Bill.com (INVOICE -6.56%) has been one of the most popular tech stocks in the market for the past few months, so the selloff in early 2022 has hit the company hard. Shares have fallen nearly 30% from their all-time highs set in November 2021, but even after that the long-term story tells an attractive tale: shares are still up more than 530% since its IPO listed at the end of 2019.
Bill.com was a big winner because of its unique offering that has been used by thousands of businesses, but this business comes with a lot of risk. As it helps small and medium-sized businesses (SMBs) become more digital when it comes to their internal financial operations, there are concerns about how Bill.com might fare over the next five years. Investors might make it a small bet in their portfolio, but it’s not an obvious investment.
A big winner
Bill.com solves a huge problem in the SMB space. When it comes to financial back-office operations for small businesses, over 90% of the work is still done manually. As a business grows, it becomes more difficult to manually track all of its cash inflows and outflows. Not only is manual tracking tedious, but it can also lead to errors and take time to develop the actual business.
Bill.com has created a system where SMBs can track, pay and collect money digitally. This allowed customers to spend 50% less time paying their bills, by automating these processes. Now employees can focus on the business, not internal operations.
The company sells its products primarily through accounting firms, which has proven to be a successful strategy. After all, if Bill.com only has to sell to one accounting firm and that firm recommends its products to dozens of its SMB customers, that’s a major ROI. The company has partnered with more than 85% of the top 100 US accounting firms and more than 5,400 firms in total.
Bill.com has soared over 500% in just over two years as a public company, and that’s because the company has had major success. Its organic customer count reached 135,000 in the second quarter of 2022, which ended December 31, 2021. The company derives the majority of its revenue from transactions conducted on its platform, so its total payment volume growth of 62% year over year in the second quarter resulted in strong revenue growth.
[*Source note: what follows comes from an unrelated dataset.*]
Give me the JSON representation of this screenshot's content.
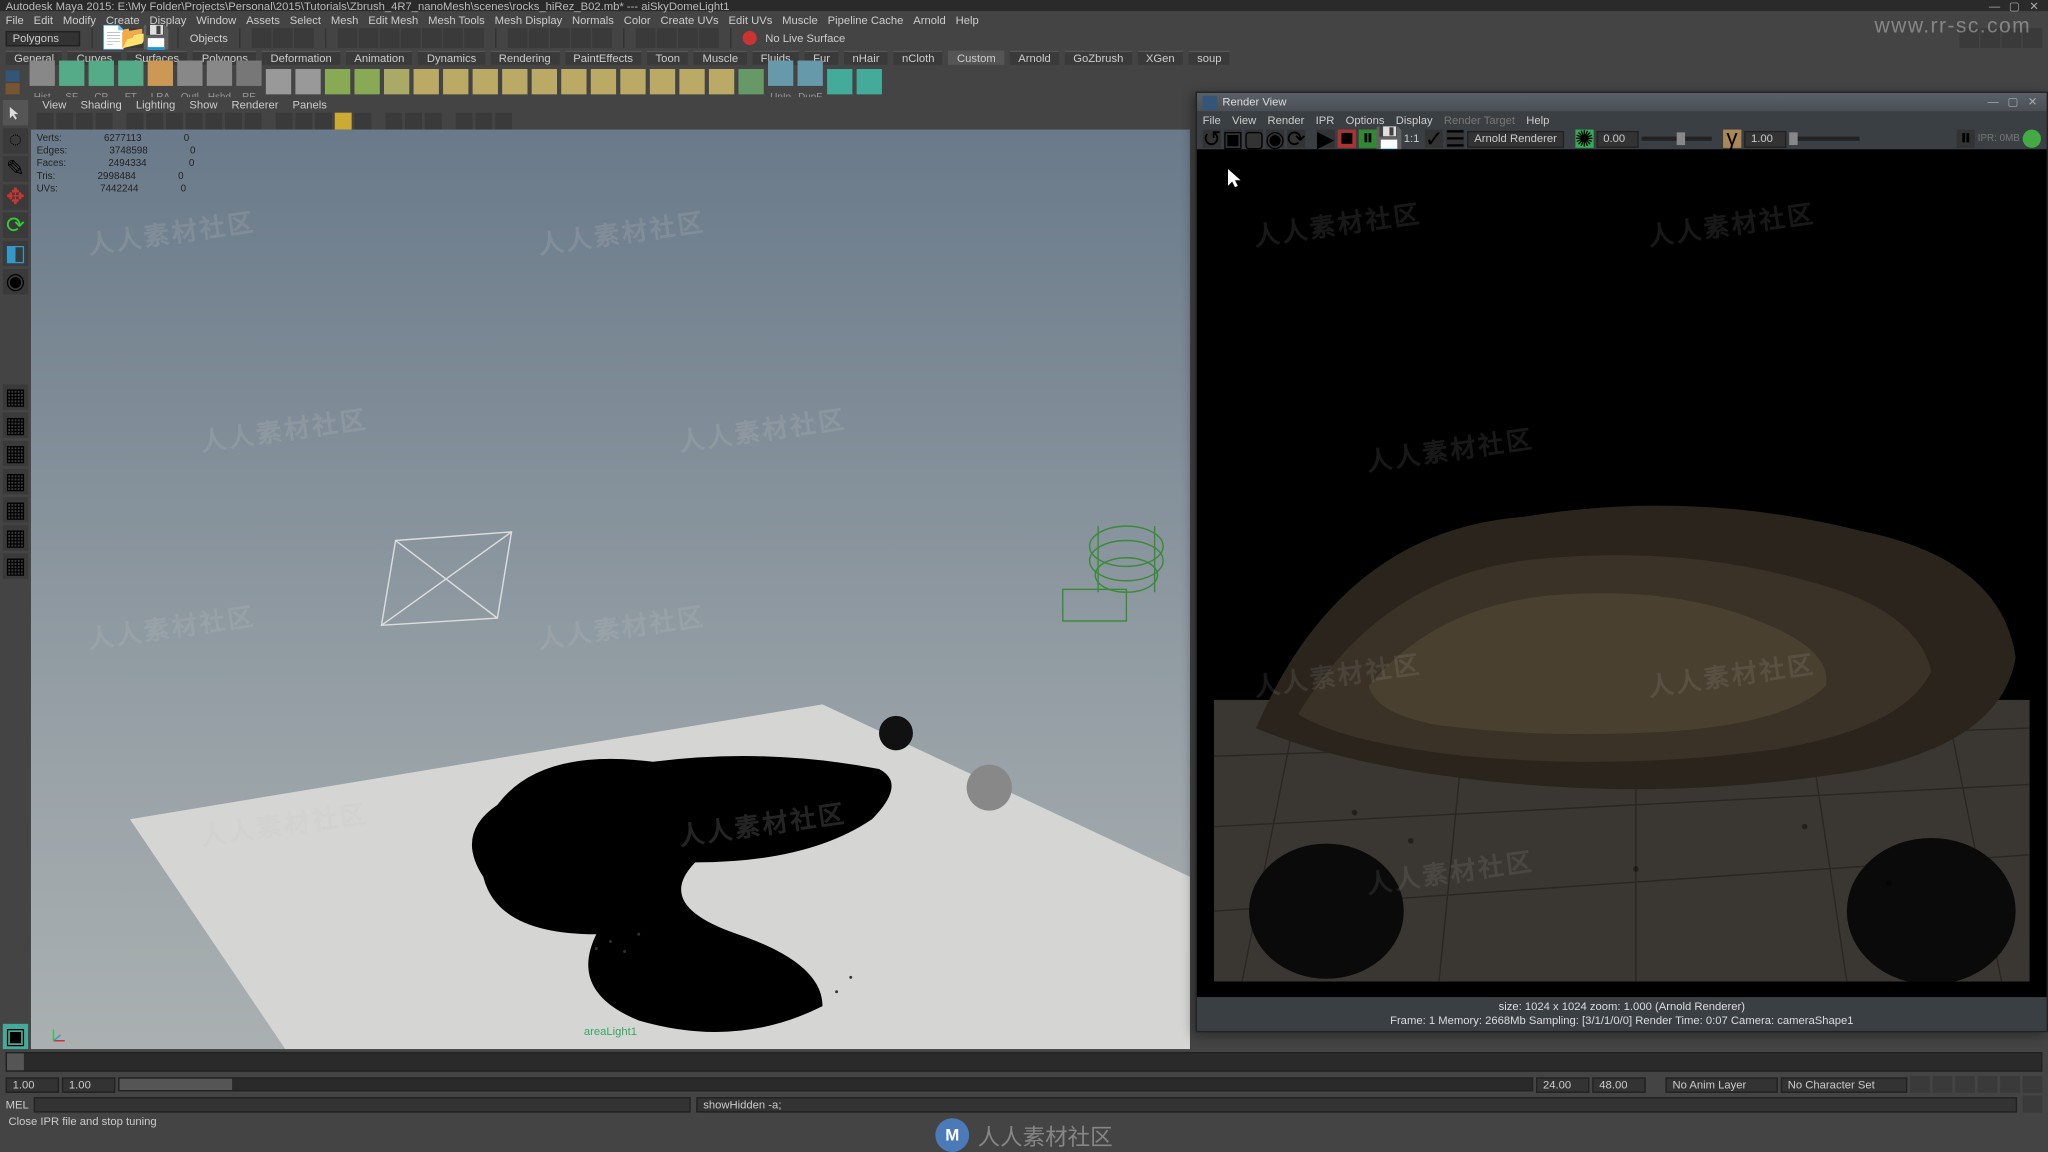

On an organic basis, its revenue increased 85% year over year.
The risks ahead
Despite this success, there is considerable risk with this venture. The first concern is that Bill.com is burning a lot of money. In the first six months of its fiscal year 2022, its free cash flow burn exceeded $41 million, which was up 60% from the prior year period. That was over 26% of revenue, and with the deterioration, that’s not a good sign.
Company partnerships are a great way to win customers, but it’s also risky. If a major accounting firm were to stop promoting Bill.com products, it could result in a significant loss of customers. This happened at the end of 2018 when he lost 5,000 clients because an accounting firm decided to end his partnership. Another source where the company gains a lot of customers is Intuitive (INTU -5.81%). With this partnership, Bill.com gained thousands of customers, but Intuit could decide to build its own version of Bill.com and end its partnership. Considering Intuit is a leading accounting software platform for SMBs, it has the potential to cut off an important customer acquisition channel for the company.
The final concern is the Bill.com rating. Even after this tech selloff, it is trading at a valuation of 50x sales. Considering that many technology stocks – like Amplitude – are now trading at a low or high single-digit price-to-sales ratio, this company could be cut in half and remain expensive.
Is Bill.com a buy?
Bill.com is tackling a market that includes nearly 20 million SMBs worldwide, but that business isn’t a screaming buy today. Its dependence on Intuit and its large accounting partners could become a problem if any of them decide to end their partnership. On the other hand, Intuit is known for expanding its reach into the SMB space, so it’s not unrealistic for them to create a competing solution.
The other reason you might want to wait today is free cash flow consumption. While the company has nearly $2.8 billion in cash and investments on its balance sheet, a cash-consuming business is very risky, especially when its cash burn increases. Although Bill.com may continue to see success over the next few years, it would be wise to stay away until its cash flow recovers.